In Carl Hiaasen's latest young adult novel, "Chomp," you can tell by the title itself that there will be plenty of hilarious human-maiming (no harm to the animals) in this exciting escapade into the Everglades.
"Chomp," like Hiaasen's popular novel "Hoot," is an animal-themed story, even bestowing animal names on most of its human characters.
Wahoo Cray is a young boy whose father, Mickey, is an animal wrangler living in a veritable zoo of snakes, lizards, monkeys, rodents and Alice, their gentle giant of an alligator.
Unfortunately, the Crays are in deep debt and in danger of losing everything. So when the producer for the reality TV series "Expedition Survival," offers them a hefty payment to use Alice in an episode, the Crays leap at the chance.
Mickey, however, is better working with animals than people, especially in the case of the show's spoiled and egocentric host, Derek Badger.
Tensions run high between the bumbling celebrity and the outspoken wrangler, but suddenly Derek goes missing while the crew is shooting in the depths of the Everglades.
On top of that, Wahoo takes in a school friend named Tuna who has run away from her drunken, abusive father, and now the father is after them with a beer and gun in tow.
Who will turn out to be the true survivalist in this unexpected expedition?
This novel does not have any environmentalist messages like "Hoot," nor does it appear to be making any positive or negative commentary about reality TV (even though the reader sees how "reality" TV is not as spontaneous as viewers would like to believe).
"Chomp" is basically just a fun jaunt through a series of unusual predicaments, from one character receiving a concussion from a frozen iguana falling on his head, to another character getting tossed through the air on the tusks of a wild boar.
Due to the frequent slapstick-style mayhem that ensues, it is a little difficult to transition to the more serious, darker moments in the plot.
The drunken gunman is supposed to be a threatening presence, having no inhibitions in shooting anyone who gets in his way or brutally beating his daughter, which felt extremely out of place with all the cartoonish incidents happening at the same time.
There is not a great amount of character development, and everyone falls into a typical niche role: Wahoo is the voice of reason who is usually more mature than his father; Mickey is the wise-cracking tough guy who never thinks before he talks; Derek is your standard celebrity jerk who throws tantrums when he doesn't get his way; Tuna is the spunky yet smart girl who naturally goes for a guy like Wahoo while no other girl in their class does.

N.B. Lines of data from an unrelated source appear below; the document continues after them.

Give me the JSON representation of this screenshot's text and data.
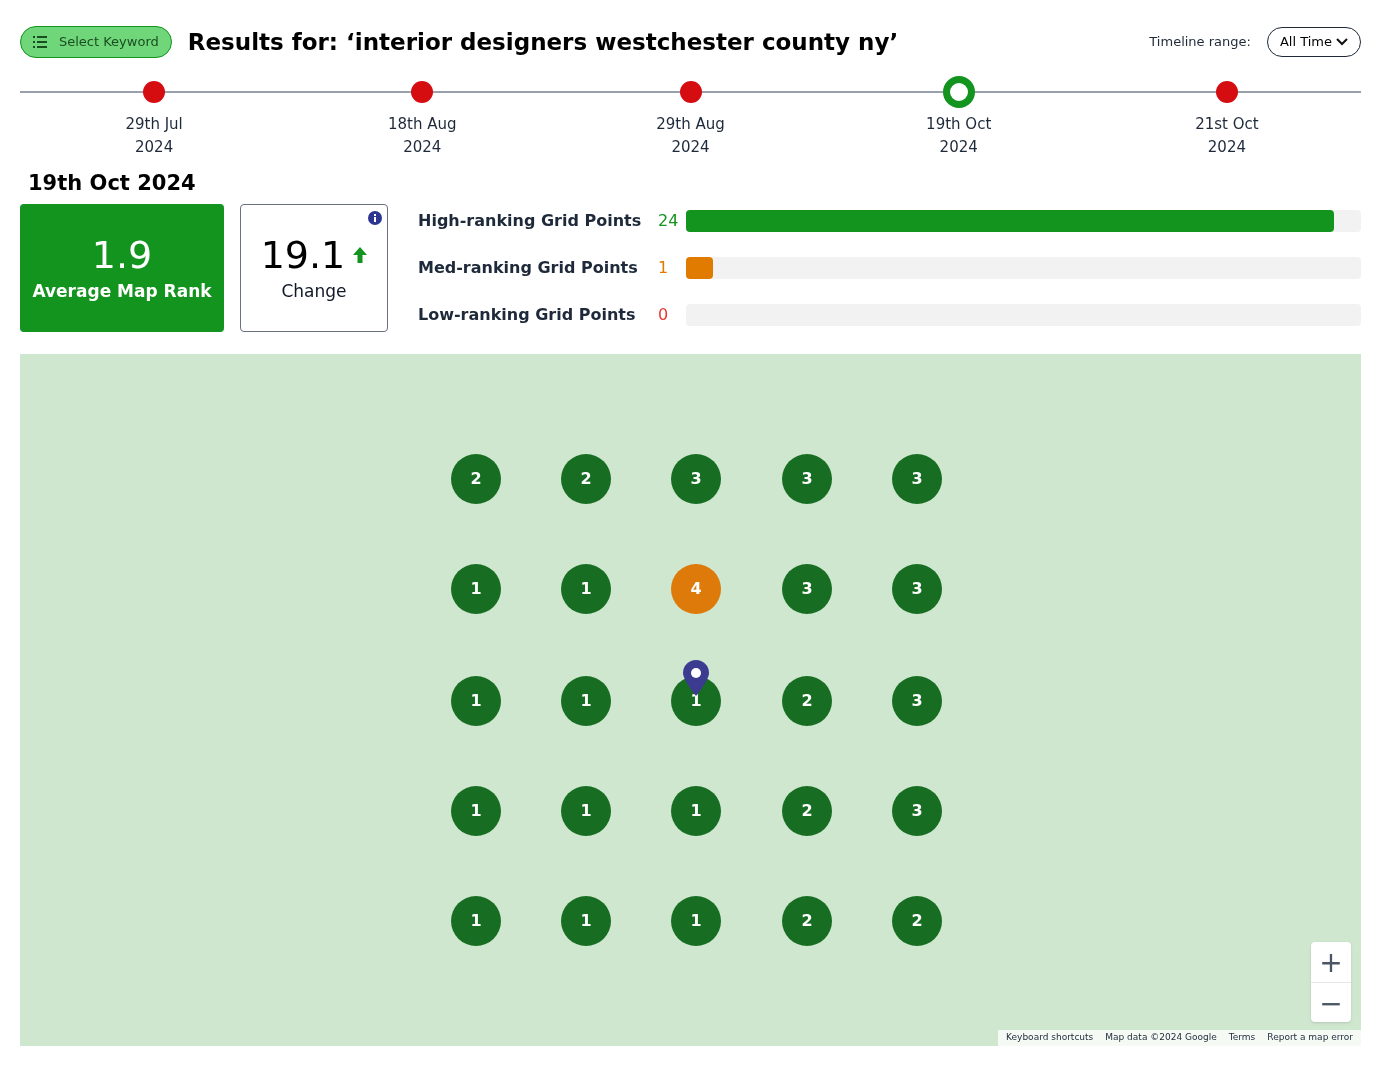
{
  "header": {
    "select_button": "Select Keyword",
    "title": "Results for: ‘interior designers westchester county ny’",
    "timeline_label": "Timeline range:",
    "timeline_range": "All Time"
  },
  "timeline": [
    {
      "day": "29th Jul",
      "year": "2024",
      "selected": false
    },
    {
      "day": "18th Aug",
      "year": "2024",
      "selected": false
    },
    {
      "day": "29th Aug",
      "year": "2024",
      "selected": false
    },
    {
      "day": "19th Oct",
      "year": "2024",
      "selected": true
    },
    {
      "day": "21st Oct",
      "year": "2024",
      "selected": false
    }
  ],
  "date_heading": "19th Oct 2024",
  "average": {
    "value": "1.9",
    "label": "Average Map Rank"
  },
  "change": {
    "value": "19.1",
    "label": "Change"
  },
  "rankings": [
    {
      "label": "High-ranking Grid Points",
      "count": "24",
      "color": "#13941f",
      "level": 0.96
    },
    {
      "label": "Med-ranking Grid Points",
      "count": "1",
      "color": "#e07b00",
      "level": 0.04
    },
    {
      "label": "Low-ranking Grid Points",
      "count": "0",
      "color": "#e53935",
      "level": 0
    }
  ],
  "map": {
    "grid": [
      [
        "2",
        "2",
        "3",
        "3",
        "3"
      ],
      [
        "1",
        "1",
        "4",
        "3",
        "3"
      ],
      [
        "1",
        "1",
        "1",
        "2",
        "3"
      ],
      [
        "1",
        "1",
        "1",
        "2",
        "3"
      ],
      [
        "1",
        "1",
        "1",
        "2",
        "2"
      ]
    ],
    "attribution": [
      "Keyboard shortcuts",
      "Map data ©2024 Google",
      "Terms",
      "Report a map error"
    ],
    "zoom_in": "+",
    "zoom_out": "−"
  }
}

But it is the combination of putting these characters together in a wild, unpredictable locale that makes the novel work. Ultimately, it is how they all react to each other and the situations they put themselves in that make the book fun.
"Chomp" is a briskly paced read with amusing dialogue and some clever moments, even if there is some imbalance in tone. It will be released in stores March 27, so if you're looking for a quick, enjoyable read, this book will appease any young reader's appetite.
Alison Reeger Cook is a Gainesville resident whose Off the Shelves book review appears every other week in Sunday Life. Know of a good book to review? Email her to tell her about it. Her column appears biweekly and on gainesvilletimes.com/life